A misty day today. Every day when I walk from the Bunker Hill T to the office, I pass by North Point. It's been slated for development since at least 2001. Back when I was going to be an urban planner, one of my projects at Harvard GSD's Career Discovery Program was to make a design for North Point.

A few parts have been developed, but I've slowly fallen in love with the parts that are still "wild". I have to put "wild" in quotes because this whole area was originally a swamp. Then a rail yard. So it's hardly in its natural state. Every time it rains, I think the swamp tries to come back.

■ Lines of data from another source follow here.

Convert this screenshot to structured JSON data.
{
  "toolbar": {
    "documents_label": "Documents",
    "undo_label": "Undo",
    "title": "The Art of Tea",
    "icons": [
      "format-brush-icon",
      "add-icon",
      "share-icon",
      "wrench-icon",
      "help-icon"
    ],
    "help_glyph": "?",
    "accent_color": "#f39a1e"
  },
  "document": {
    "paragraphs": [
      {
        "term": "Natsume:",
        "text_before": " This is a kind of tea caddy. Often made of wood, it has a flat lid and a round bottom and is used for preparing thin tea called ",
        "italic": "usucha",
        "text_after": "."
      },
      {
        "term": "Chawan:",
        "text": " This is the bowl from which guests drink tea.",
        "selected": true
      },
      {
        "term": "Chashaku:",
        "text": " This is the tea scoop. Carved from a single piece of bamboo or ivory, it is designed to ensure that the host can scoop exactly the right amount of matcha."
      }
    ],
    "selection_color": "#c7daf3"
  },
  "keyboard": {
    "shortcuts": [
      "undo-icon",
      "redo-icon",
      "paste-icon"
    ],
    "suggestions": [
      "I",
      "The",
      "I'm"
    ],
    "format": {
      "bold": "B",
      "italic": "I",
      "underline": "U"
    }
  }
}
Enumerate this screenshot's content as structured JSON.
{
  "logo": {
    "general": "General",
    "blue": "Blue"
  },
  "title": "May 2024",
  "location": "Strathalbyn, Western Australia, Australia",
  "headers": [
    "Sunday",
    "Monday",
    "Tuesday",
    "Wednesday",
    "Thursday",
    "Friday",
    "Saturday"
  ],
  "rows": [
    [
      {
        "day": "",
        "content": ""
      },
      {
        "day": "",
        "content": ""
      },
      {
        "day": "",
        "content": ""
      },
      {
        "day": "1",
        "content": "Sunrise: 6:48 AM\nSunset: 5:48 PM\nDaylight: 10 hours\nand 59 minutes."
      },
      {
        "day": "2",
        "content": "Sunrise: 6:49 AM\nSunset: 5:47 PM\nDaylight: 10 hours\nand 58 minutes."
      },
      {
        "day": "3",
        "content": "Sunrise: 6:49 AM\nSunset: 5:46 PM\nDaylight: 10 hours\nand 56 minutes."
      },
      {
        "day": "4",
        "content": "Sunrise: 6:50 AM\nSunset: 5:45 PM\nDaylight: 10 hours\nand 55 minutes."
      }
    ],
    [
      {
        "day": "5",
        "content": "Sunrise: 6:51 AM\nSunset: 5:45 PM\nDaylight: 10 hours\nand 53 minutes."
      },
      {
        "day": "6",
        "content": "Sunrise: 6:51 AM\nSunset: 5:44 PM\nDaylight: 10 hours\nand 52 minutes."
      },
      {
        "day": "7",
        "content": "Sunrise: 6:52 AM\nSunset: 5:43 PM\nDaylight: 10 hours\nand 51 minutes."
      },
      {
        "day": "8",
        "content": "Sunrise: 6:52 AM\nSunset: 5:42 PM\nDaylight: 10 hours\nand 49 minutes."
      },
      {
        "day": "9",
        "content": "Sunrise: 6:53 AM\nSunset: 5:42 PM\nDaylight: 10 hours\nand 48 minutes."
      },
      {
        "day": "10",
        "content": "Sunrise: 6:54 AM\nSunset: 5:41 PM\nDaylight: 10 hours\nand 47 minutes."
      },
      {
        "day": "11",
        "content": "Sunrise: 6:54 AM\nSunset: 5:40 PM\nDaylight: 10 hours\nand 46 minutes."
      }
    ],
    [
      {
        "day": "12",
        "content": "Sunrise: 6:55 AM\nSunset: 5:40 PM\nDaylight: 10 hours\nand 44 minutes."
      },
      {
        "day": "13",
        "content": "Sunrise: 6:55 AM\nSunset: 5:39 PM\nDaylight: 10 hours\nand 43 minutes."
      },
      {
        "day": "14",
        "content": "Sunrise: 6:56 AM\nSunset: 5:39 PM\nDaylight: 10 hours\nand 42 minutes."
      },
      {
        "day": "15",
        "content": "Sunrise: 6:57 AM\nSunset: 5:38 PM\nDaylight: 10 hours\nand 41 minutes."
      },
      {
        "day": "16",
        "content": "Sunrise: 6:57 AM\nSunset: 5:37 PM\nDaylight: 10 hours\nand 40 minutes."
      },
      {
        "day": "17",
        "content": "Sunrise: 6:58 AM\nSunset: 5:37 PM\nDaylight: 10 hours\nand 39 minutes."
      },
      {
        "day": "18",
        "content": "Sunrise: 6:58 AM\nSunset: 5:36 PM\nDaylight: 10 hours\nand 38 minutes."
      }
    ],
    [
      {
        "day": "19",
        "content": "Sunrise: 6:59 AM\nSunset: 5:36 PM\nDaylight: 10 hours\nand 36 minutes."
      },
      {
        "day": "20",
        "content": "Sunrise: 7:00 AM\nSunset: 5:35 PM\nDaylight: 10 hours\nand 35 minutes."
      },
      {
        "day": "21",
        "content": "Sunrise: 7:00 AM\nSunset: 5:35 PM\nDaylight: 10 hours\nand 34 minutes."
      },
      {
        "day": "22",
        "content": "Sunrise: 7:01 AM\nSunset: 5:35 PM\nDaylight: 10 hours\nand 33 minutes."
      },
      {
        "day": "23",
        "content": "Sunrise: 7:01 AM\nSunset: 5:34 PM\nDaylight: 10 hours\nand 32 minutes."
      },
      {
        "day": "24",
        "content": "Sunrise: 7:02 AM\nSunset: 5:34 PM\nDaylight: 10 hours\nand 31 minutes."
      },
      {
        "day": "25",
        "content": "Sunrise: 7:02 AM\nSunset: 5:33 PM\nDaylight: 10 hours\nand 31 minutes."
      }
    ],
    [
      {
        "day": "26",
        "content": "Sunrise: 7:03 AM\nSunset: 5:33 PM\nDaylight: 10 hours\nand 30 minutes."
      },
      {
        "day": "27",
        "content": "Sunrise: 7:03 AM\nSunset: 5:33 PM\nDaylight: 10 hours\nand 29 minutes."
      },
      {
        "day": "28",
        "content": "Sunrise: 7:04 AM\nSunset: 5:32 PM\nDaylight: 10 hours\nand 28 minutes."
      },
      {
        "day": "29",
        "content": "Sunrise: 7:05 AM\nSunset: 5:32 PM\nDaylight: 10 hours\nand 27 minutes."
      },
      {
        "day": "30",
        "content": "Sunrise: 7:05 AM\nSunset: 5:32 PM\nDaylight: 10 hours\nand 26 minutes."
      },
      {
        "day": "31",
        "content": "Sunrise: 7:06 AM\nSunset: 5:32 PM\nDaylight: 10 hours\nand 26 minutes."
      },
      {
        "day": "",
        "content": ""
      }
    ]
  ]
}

The vernal pond you see below had dried up, but it came back with the recent rains.

I like to imagine what it's like to be a small creature on that rock at the edge of it. On my way home today, I think it was a cardinal roosting there. It flew away before I could photograph it. The light to the west was sublime.

As I was nearing home, these lilies just jumped at me. Today has been a good day. I'm off to walk the dog.


A wonderful evening

Wonderful night. After work, I walked over to the I got to lay on my back as the sun set, enjoy the purple and orange light in the western sky, then watch the stars appear. They don’t just pop out, they drift in and out of sight so that you wonder if you’re imagining them into place. The moon stayed right over my sister’s right shoulder.

Bats overhead flew through the beams cast by the stage lights. A red-tailed hawk flew from behind the Hatch Shell directly above us – beautiful bird. The air was cool enough that I was glad to be wearing a sweater, but I was comfortable. What may be the best part of all, though, is that the whole time I was enjoying my surroundings, the Boston Landmarks Orchestra was playing Verdi’s Requiem.

It’s a wonderful piece – the person who introduced the piece said that a criticism of Verdi’s Requiem is that it’s rather dramatic for a requiem, which tend to the peaceful, somber side of things. Well dramatic it is, but not to any detriment! I found it rather moving. Nights like tonight are why I’m so glad to live in the city.

Requiem aeternam, dona eis, Domine, et lux perpetua luceat eis.